• [WORK ORDER]:
Restate the following data in its entirety, word for word and without images.

• [MATERIAL FOR THIS TASK]:
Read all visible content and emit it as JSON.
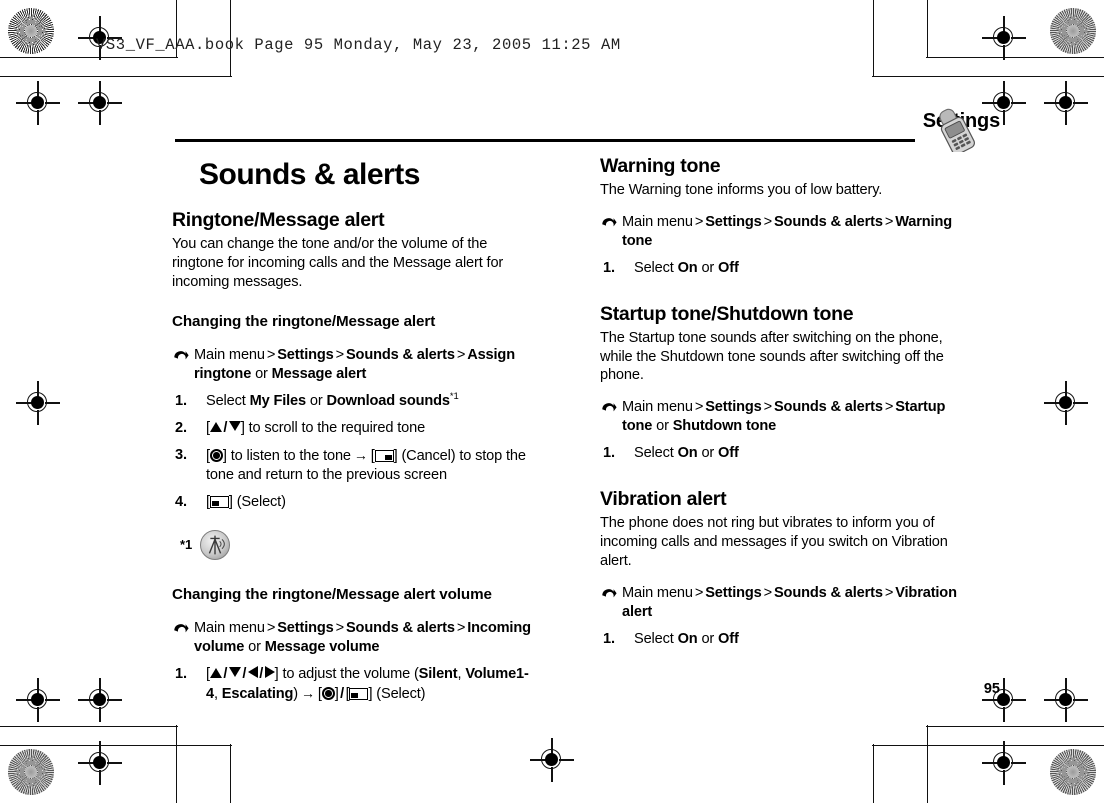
{
  "print_header": {
    "text": "VS3_VF_AAA.book   Page 95   Monday,  May 23,  2005   11:25 AM"
  },
  "running_header": {
    "section": "Settings",
    "icon": "mobile-phone-icon"
  },
  "page": {
    "title": "Sounds & alerts",
    "number": "95"
  },
  "left_column": {
    "section1": {
      "heading": "Ringtone/Message alert",
      "intro": "You can change the tone and/or the volume of the ringtone for incoming calls and the Message alert for incoming messages.",
      "sub1": {
        "heading": "Changing the ringtone/Message alert",
        "path_prefix": "Main menu",
        "path_p1": "Settings",
        "path_p2": "Sounds & alerts",
        "path_p3": "Assign ringtone",
        "path_or": "or",
        "path_p4": "Message alert",
        "steps": [
          {
            "num": "1.",
            "lead": "Select",
            "opt1": "My Files",
            "or": "or",
            "opt2": "Download sounds",
            "footnote_ref": "*1"
          },
          {
            "num": "2.",
            "text": "to scroll to the required tone"
          },
          {
            "num": "3.",
            "text_a": "to listen to the tone",
            "text_b": "(Cancel) to stop the tone and return to the previous screen"
          },
          {
            "num": "4.",
            "text": "(Select)"
          }
        ],
        "footnote": {
          "marker": "*1",
          "icon": "network-service-icon"
        }
      },
      "sub2": {
        "heading": "Changing the ringtone/Message alert volume",
        "path_prefix": "Main menu",
        "path_p1": "Settings",
        "path_p2": "Sounds & alerts",
        "path_p3": "Incoming volume",
        "path_or": "or",
        "path_p4": "Message volume",
        "step": {
          "num": "1.",
          "text_a": "to adjust the volume (",
          "val1": "Silent",
          "sep1": ", ",
          "val2": "Volume1-4",
          "sep2": ", ",
          "val3": "Escalating",
          "text_b": ")",
          "text_c": "(Select)"
        }
      }
    }
  },
  "right_column": {
    "section_warning": {
      "heading": "Warning tone",
      "intro": "The Warning tone informs you of low battery.",
      "path_prefix": "Main menu",
      "path_p1": "Settings",
      "path_p2": "Sounds & alerts",
      "path_p3": "Warning tone",
      "step": {
        "num": "1.",
        "lead": "Select",
        "on": "On",
        "or": "or",
        "off": "Off"
      }
    },
    "section_startup": {
      "heading": "Startup tone/Shutdown tone",
      "intro": "The Startup tone sounds after switching on the phone, while the Shutdown tone sounds after switching off the phone.",
      "path_prefix": "Main menu",
      "path_p1": "Settings",
      "path_p2": "Sounds & alerts",
      "path_p3": "Startup tone",
      "path_or": "or",
      "path_p4": "Shutdown tone",
      "step": {
        "num": "1.",
        "lead": "Select",
        "on": "On",
        "or": "or",
        "off": "Off"
      }
    },
    "section_vibration": {
      "heading": "Vibration alert",
      "intro": "The phone does not ring but vibrates to inform you of incoming calls and messages if you switch on Vibration alert.",
      "path_prefix": "Main menu",
      "path_p1": "Settings",
      "path_p2": "Sounds & alerts",
      "path_p3": "Vibration alert",
      "step": {
        "num": "1.",
        "lead": "Select",
        "on": "On",
        "or": "or",
        "off": "Off"
      }
    }
  },
  "symbols": {
    "gt": ">",
    "arrow_to": "→",
    "slash": "/"
  },
  "colors": {
    "text": "#000000",
    "paper": "#ffffff"
  }
}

• [ANSWER TO THIS TASK]:
Read all visible content and emit it as JSON.
{
  "print_header": {
    "text": "VS3_VF_AAA.book   Page 95   Monday,  May 23,  2005   11:25 AM"
  },
  "running_header": {
    "section": "Settings",
    "icon": "mobile-phone-icon"
  },
  "page": {
    "title": "Sounds & alerts",
    "number": "95"
  },
  "left_column": {
    "section1": {
      "heading": "Ringtone/Message alert",
      "intro": "You can change the tone and/or the volume of the ringtone for incoming calls and the Message alert for incoming messages.",
      "sub1": {
        "heading": "Changing the ringtone/Message alert",
        "path_prefix": "Main menu",
        "path_p1": "Settings",
        "path_p2": "Sounds & alerts",
        "path_p3": "Assign ringtone",
        "path_or": "or",
        "path_p4": "Message alert",
        "steps": [
          {
            "num": "1.",
            "lead": "Select",
            "opt1": "My Files",
            "or": "or",
            "opt2": "Download sounds",
            "footnote_ref": "*1"
          },
          {
            "num": "2.",
            "text": "to scroll to the required tone"
          },
          {
            "num": "3.",
            "text_a": "to listen to the tone",
            "text_b": "(Cancel) to stop the tone and return to the previous screen"
          },
          {
            "num": "4.",
            "text": "(Select)"
          }
        ],
        "footnote": {
          "marker": "*1",
          "icon": "network-service-icon"
        }
      },
      "sub2": {
        "heading": "Changing the ringtone/Message alert volume",
        "path_prefix": "Main menu",
        "path_p1": "Settings",
        "path_p2": "Sounds & alerts",
        "path_p3": "Incoming volume",
        "path_or": "or",
        "path_p4": "Message volume",
        "step": {
          "num": "1.",
          "text_a": "to adjust the volume (",
          "val1": "Silent",
          "sep1": ", ",
          "val2": "Volume1-4",
          "sep2": ", ",
          "val3": "Escalating",
          "text_b": ")",
          "text_c": "(Select)"
        }
      }
    }
  },
  "right_column": {
    "section_warning": {
      "heading": "Warning tone",
      "intro": "The Warning tone informs you of low battery.",
      "path_prefix": "Main menu",
      "path_p1": "Settings",
      "path_p2": "Sounds & alerts",
      "path_p3": "Warning tone",
      "step": {
        "num": "1.",
        "lead": "Select",
        "on": "On",
        "or": "or",
        "off": "Off"
      }
    },
    "section_startup": {
      "heading": "Startup tone/Shutdown tone",
      "intro": "The Startup tone sounds after switching on the phone, while the Shutdown tone sounds after switching off the phone.",
      "path_prefix": "Main menu",
      "path_p1": "Settings",
      "path_p2": "Sounds & alerts",
      "path_p3": "Startup tone",
      "path_or": "or",
      "path_p4": "Shutdown tone",
      "step": {
        "num": "1.",
        "lead": "Select",
        "on": "On",
        "or": "or",
        "off": "Off"
      }
    },
    "section_vibration": {
      "heading": "Vibration alert",
      "intro": "The phone does not ring but vibrates to inform you of incoming calls and messages if you switch on Vibration alert.",
      "path_prefix": "Main menu",
      "path_p1": "Settings",
      "path_p2": "Sounds & alerts",
      "path_p3": "Vibration alert",
      "step": {
        "num": "1.",
        "lead": "Select",
        "on": "On",
        "or": "or",
        "off": "Off"
      }
    }
  },
  "symbols": {
    "gt": ">",
    "arrow_to": "→",
    "slash": "/"
  },
  "colors": {
    "text": "#000000",
    "paper": "#ffffff"
  }
}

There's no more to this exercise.